Let's look at some examples!

## Bernoulli as Exponential Family

Canonical parameter: $\phi$

The Bernoulli is in the exponential family. We can expand the equation like this

Canonical response function: We see that $\eta = \log \frac{\phi}{1 - \phi}$, which means that $\phi = g(\eta) = \frac{1}{1 + e^{-\eta}}$.

### Connection to the Sigmoid

One thing you might have noticed is that the canonical response function is just the sigmoid! This means that if you assume that things are distributed as bernoulis, the distribution's parameters are best described by a sigmoid! Neat!!

## Gaussian as Exponential family

Canonical parameter: $\mu$

You can do a similar expanding from the gaussian equation (for now, we assume that $\sigma = 1$

Now, we see that

Here, we see that the canonical response function is just $\mu = g(\eta) = \eta$.

## Multinomial as an exponential family

Canonical parameters: $\phi_1, ... \phi_k$, where each $\phi_i$ represents the probability of one outcome. Note how you would need a vector to represent this.

*Because we are dealing with essentially a vector of outcomes, we are dealing with vectors instead of scalars. We have $y$ equal to the "category" of the outcomes, and we define $T(y)$ as

You can also write this as

which will be more important below.

Now, we are ready to derive the exponential family. We start with the multinomial and make our substitutions. It's important to express $\phi_k$ as a sum of other $\phi$, as it is a constraint

Where

Now, let's look at the canonical response function. If you look at $\eta$, we see that the function is just

To get $\phi_k$, let's use the identity that $\sum \phi_i = 1$:

And this means that $\phi_k = 1/\sum e^{\eta_i}$, which means that

. To recap, what is shown above is the canonical response function for the multinomial distribution, which maps between a vector of logit values to a probability distribution. This is known as the `softmax`

function.

# Constructing GLM's

## Ordinary Least squares

Recall that $y | x \sim \mathcal{N}(\mu, \sigma^2)$. As such, we have $h_\theta(x) = E[y | x; \theta]$

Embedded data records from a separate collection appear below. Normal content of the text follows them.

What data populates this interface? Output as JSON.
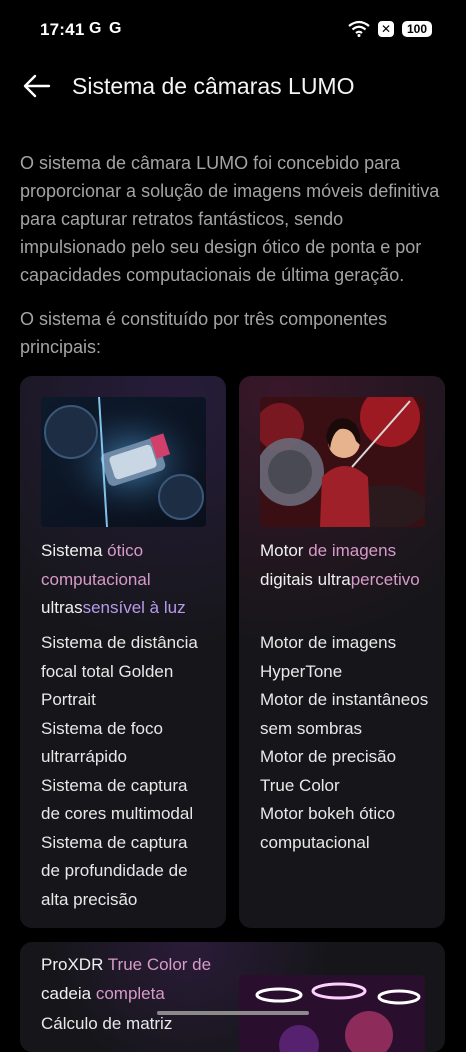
{
  "status": {
    "time": "17:41",
    "g1": "G",
    "g2": "G",
    "battery": "100"
  },
  "appbar": {
    "title": "Sistema de câmaras LUMO"
  },
  "intro": "O sistema de câmara LUMO foi concebido para proporcionar a solução de imagens móveis definitiva para capturar retratos fantásticos, sendo impulsionado pelo seu design ótico de ponta e por capacidades computacionais de última geração.",
  "intro2": "O sistema é constituído por três componentes principais:",
  "cards": [
    {
      "title_parts": [
        "Sistema",
        " ótico computacional",
        " ultras",
        "sensível à luz"
      ],
      "items": [
        "Sistema de distância focal total Golden Portrait",
        "Sistema de foco ultrarrápido",
        "Sistema de captura de cores multimodal",
        "Sistema de captura de profundidade de alta precisão"
      ]
    },
    {
      "title_parts": [
        "Motor",
        " de imagens",
        " digitais ultra",
        "percetivo"
      ],
      "items": [
        "Motor de imagens HyperTone",
        "Motor de instantâneos sem sombras",
        "Motor de precisão True Color",
        "Motor bokeh ótico computacional"
      ]
    }
  ],
  "bottom_card": {
    "title_parts": [
      "ProXDR",
      " True Color de",
      " cadeia",
      " completa"
    ],
    "text": "Cálculo de matriz"
  }
}
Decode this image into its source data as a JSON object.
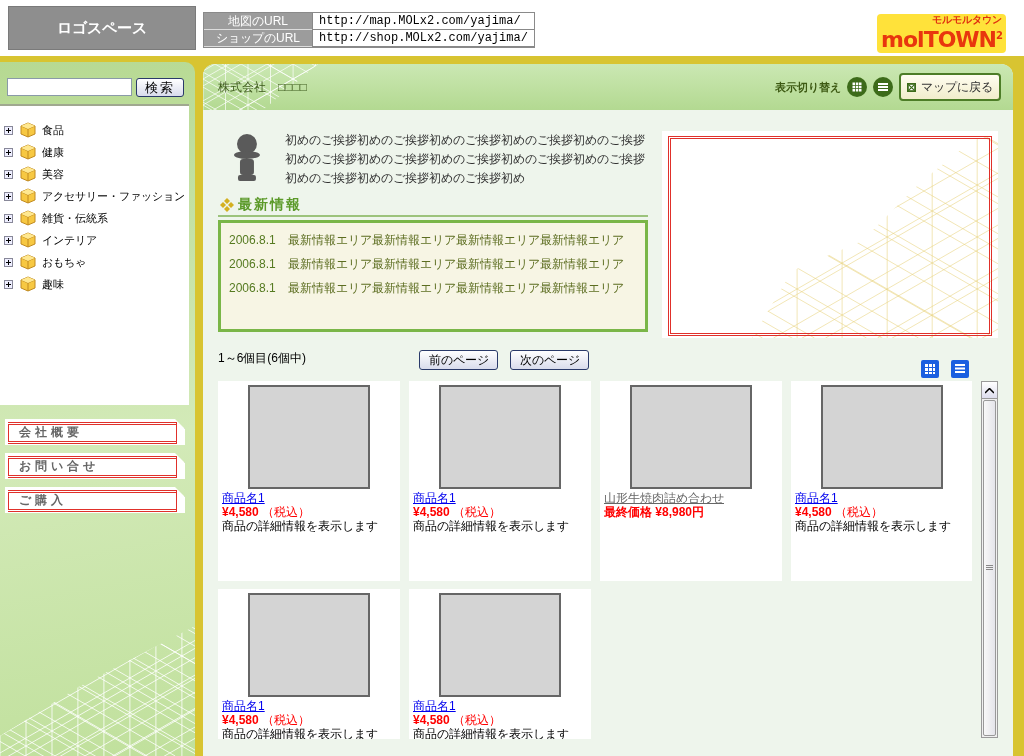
{
  "header": {
    "logo_placeholder": "ロゴスペース",
    "urls": [
      {
        "label": "地図のURL",
        "value": "http://map.MOLx2.com/yajima/"
      },
      {
        "label": "ショップのURL",
        "value": "http://shop.MOLx2.com/yajima/"
      }
    ],
    "brand_logo": {
      "wordmark": "molTOWN",
      "superscript": "2",
      "tagline": "モルモルタウン"
    }
  },
  "sidebar": {
    "search": {
      "button": "検索"
    },
    "categories": [
      {
        "label": "食品",
        "expanded": false
      },
      {
        "label": "健康",
        "expanded": false
      },
      {
        "label": "美容",
        "expanded": false
      },
      {
        "label": "アクセサリー・ファッション",
        "expanded": false
      },
      {
        "label": "雑貨・伝統系",
        "expanded": false
      },
      {
        "label": "インテリア",
        "expanded": false
      },
      {
        "label": "おもちゃ",
        "expanded": false
      },
      {
        "label": "趣味",
        "expanded": false
      }
    ],
    "menu_buttons": [
      "会社概要",
      "お問い合せ",
      "ご購入"
    ]
  },
  "main": {
    "company": "株式会社　□□□□",
    "view_switch": {
      "label": "表示切り替え"
    },
    "map_button": "マップに戻る",
    "greeting": "初めのご挨拶初めのご挨拶初めのご挨拶初めのご挨拶初めのご挨拶初めのご挨拶初めのご挨拶初めのご挨拶初めのご挨拶初めのご挨拶初めのご挨拶初めのご挨拶初めのご挨拶初め",
    "news": {
      "title": "最新情報",
      "items": [
        {
          "date": "2006.8.1",
          "text": "最新情報エリア最新情報エリア最新情報エリア最新情報エリア"
        },
        {
          "date": "2006.8.1",
          "text": "最新情報エリア最新情報エリア最新情報エリア最新情報エリア"
        },
        {
          "date": "2006.8.1",
          "text": "最新情報エリア最新情報エリア最新情報エリア最新情報エリア"
        }
      ]
    },
    "pagination": {
      "summary": "1～6個目(6個中)",
      "prev": "前のページ",
      "next": "次のページ"
    },
    "products": [
      {
        "kind": "standard",
        "name": "商品名1",
        "price": "¥4,580",
        "tax": "（税込）",
        "description": "商品の詳細情報を表示します"
      },
      {
        "kind": "standard",
        "name": "商品名1",
        "price": "¥4,580",
        "tax": "（税込）",
        "description": "商品の詳細情報を表示します"
      },
      {
        "kind": "final",
        "name": "山形牛焼肉詰め合わせ",
        "price": "最終価格 ¥8,980円"
      },
      {
        "kind": "standard",
        "name": "商品名1",
        "price": "¥4,580",
        "tax": "（税込）",
        "description": "商品の詳細情報を表示します"
      },
      {
        "kind": "standard",
        "name": "商品名1",
        "price": "¥4,580",
        "tax": "（税込）",
        "description": "商品の詳細情報を表示します"
      },
      {
        "kind": "standard",
        "name": "商品名1",
        "price": "¥4,580",
        "tax": "（税込）",
        "description": "商品の詳細情報を表示します"
      }
    ]
  }
}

However, we know that the expectation of a normal is just $\mu$, and we have previously derived that $\mu = \eta$. Therefore, $h_\theta(x) = \theta^Tx$. Neat!! This is what we expected!!

## Logistic regression

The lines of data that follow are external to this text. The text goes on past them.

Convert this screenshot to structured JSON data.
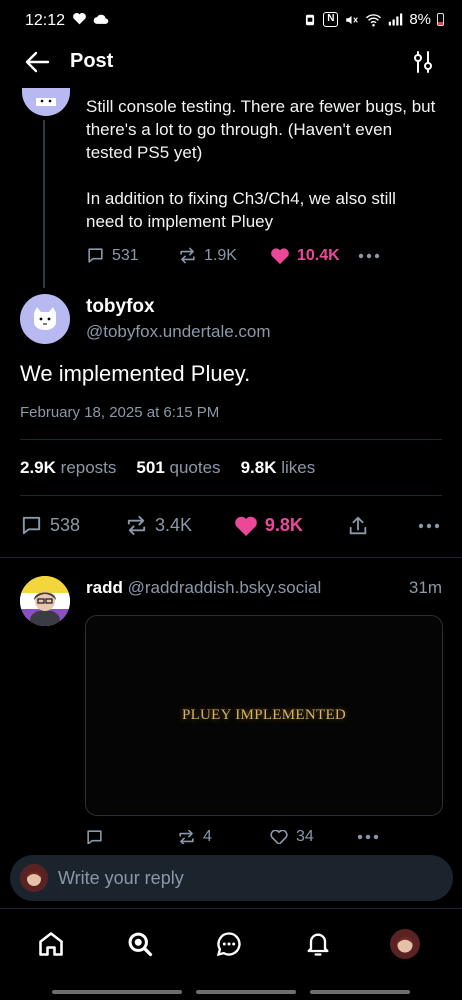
{
  "status_bar": {
    "time": "12:12",
    "battery": "8%",
    "nfc_label": "N"
  },
  "header": {
    "title": "Post"
  },
  "parent_post": {
    "text": "Still console testing. There are fewer bugs, but there's a lot to go through. (Haven't even tested PS5 yet)\n\nIn addition to fixing Ch3/Ch4, we also still need to implement Pluey",
    "replies": "531",
    "reposts": "1.9K",
    "likes": "10.4K",
    "liked": true
  },
  "main_post": {
    "author_name": "tobyfox",
    "author_handle": "@tobyfox.undertale.com",
    "text": "We implemented Pluey.",
    "date": "February 18, 2025 at 6:15 PM",
    "stats": {
      "reposts_count": "2.9K",
      "reposts_label": "reposts",
      "quotes_count": "501",
      "quotes_label": "quotes",
      "likes_count": "9.8K",
      "likes_label": "likes"
    },
    "replies": "538",
    "reposts": "3.4K",
    "likes": "9.8K",
    "liked": true
  },
  "reply_post": {
    "author_name": "radd",
    "author_handle": "@raddraddish.bsky.social",
    "time": "31m",
    "embed_text": "PLUEY IMPLEMENTED",
    "replies": "",
    "reposts": "4",
    "likes": "34"
  },
  "reply_input": {
    "placeholder": "Write your reply"
  },
  "colors": {
    "accent_like": "#ec4899",
    "muted_text": "#8b98a8",
    "background": "#000000"
  },
  "nav": [
    "home-icon",
    "search-icon",
    "chat-icon",
    "bell-icon",
    "profile-avatar"
  ]
}
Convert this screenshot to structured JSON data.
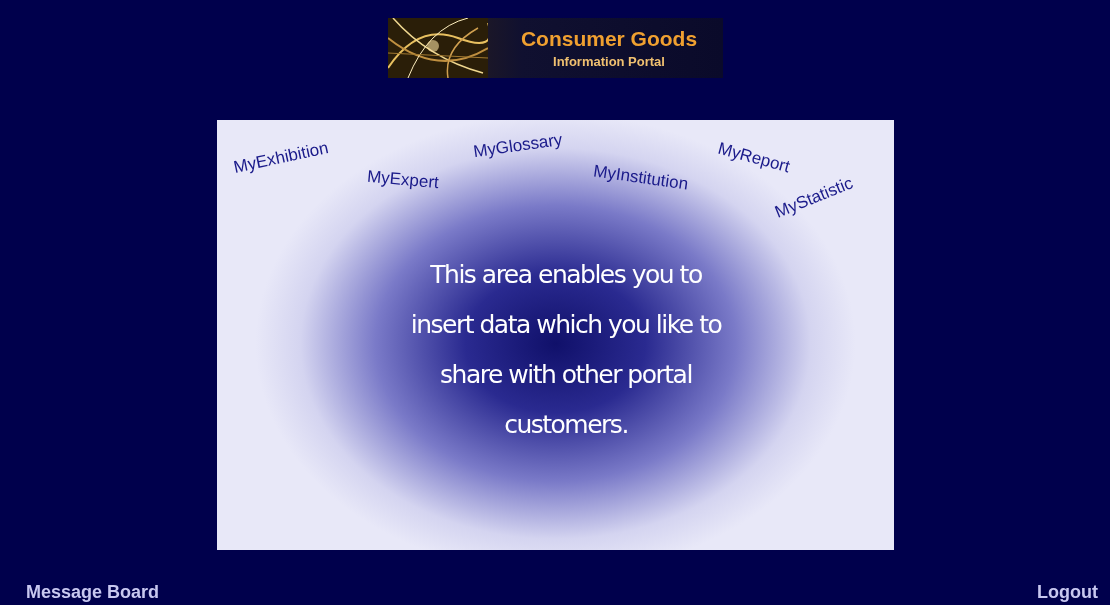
{
  "logo": {
    "title": "Consumer Goods",
    "subtitle": "Information Portal"
  },
  "panel": {
    "links": [
      "MyExhibition",
      "MyExpert",
      "MyGlossary",
      "MyInstitution",
      "MyReport",
      "MyStatistic"
    ],
    "message": "This area enables you to insert data which you like to share with other portal customers."
  },
  "footer": {
    "left_link": "Message Board",
    "right_link": "Logout"
  }
}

Here, we actually derive why we use the sigmoid!!

Recall that $y | x \sim Ber(\phi)$, where $\phi$ is defined implicitly with $x$. Now, the following is true:

And we arrive upon our logistic regression equation! And this kinda derives the sigmoid function!!

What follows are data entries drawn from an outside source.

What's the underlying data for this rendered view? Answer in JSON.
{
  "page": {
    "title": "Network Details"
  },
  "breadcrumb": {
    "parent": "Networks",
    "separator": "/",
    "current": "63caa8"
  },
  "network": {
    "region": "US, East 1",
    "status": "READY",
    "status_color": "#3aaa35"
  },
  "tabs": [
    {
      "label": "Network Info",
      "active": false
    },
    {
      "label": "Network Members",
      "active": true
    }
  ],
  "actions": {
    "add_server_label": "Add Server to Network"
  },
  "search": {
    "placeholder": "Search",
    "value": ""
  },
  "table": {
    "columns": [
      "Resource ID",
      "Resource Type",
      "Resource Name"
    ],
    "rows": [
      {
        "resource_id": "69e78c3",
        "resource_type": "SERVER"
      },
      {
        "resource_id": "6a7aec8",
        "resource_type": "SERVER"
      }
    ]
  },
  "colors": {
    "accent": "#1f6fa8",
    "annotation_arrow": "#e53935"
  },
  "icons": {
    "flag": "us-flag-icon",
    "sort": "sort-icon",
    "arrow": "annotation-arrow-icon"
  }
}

## Softmax regression

This one is interesting. Instead of a binary classifier, we have a $k$ value classifier, and we assume that it's distributed according to a multinomial distribution whose parameters $\phi_i$ depend on the input $x$. Now, we have previously derived the canonical response function for the multinomial:

Furthermore, we know that $\eta_i = \theta_i^T x$, so we get the following:

Another way of thinking about this is that we find the logit (the $\theta_i^Tx$) and then we apply a softmax.

## Softmax regression: The graphical intuition

The matrix for $\theta^T$ is just a row matrix with one parameter for each class, essentially.

So you can imagine $\theta^T x$ as running $k$ separate linear "tests" on the current point, like the graphic shown below:

Each of these results are fed into a softmax and we get a probability distribution. The intuition is that the groups are separated by these lines, and depending on how close they are to the boundary, we get different "activations".

The raw logit results can have a variety of different results, but the one that has the highest score (i.e. the "test" the returns the most positive result of this point being in that class) will have the highest value in the probability distribution.

The tl;dr: softmax regression means running multiple agents and having them vote for which category this unknown point is in.

## Softmax regression: Learning

To learn the parameters $\theta$, we can use a simple log likelihood:

If you wanted to derive the gradient, it is feasible.

We can also learn using a different, loss-based approach called `cross entropy`

. In cross entropy, we compare two distributions and penalize based on their differences. This is done with the following equation

This is like entropy but it's a mutual sort of entropy. Sampling from the truth $p$, how "surprised" are we to see $\hat{p}$ in a location?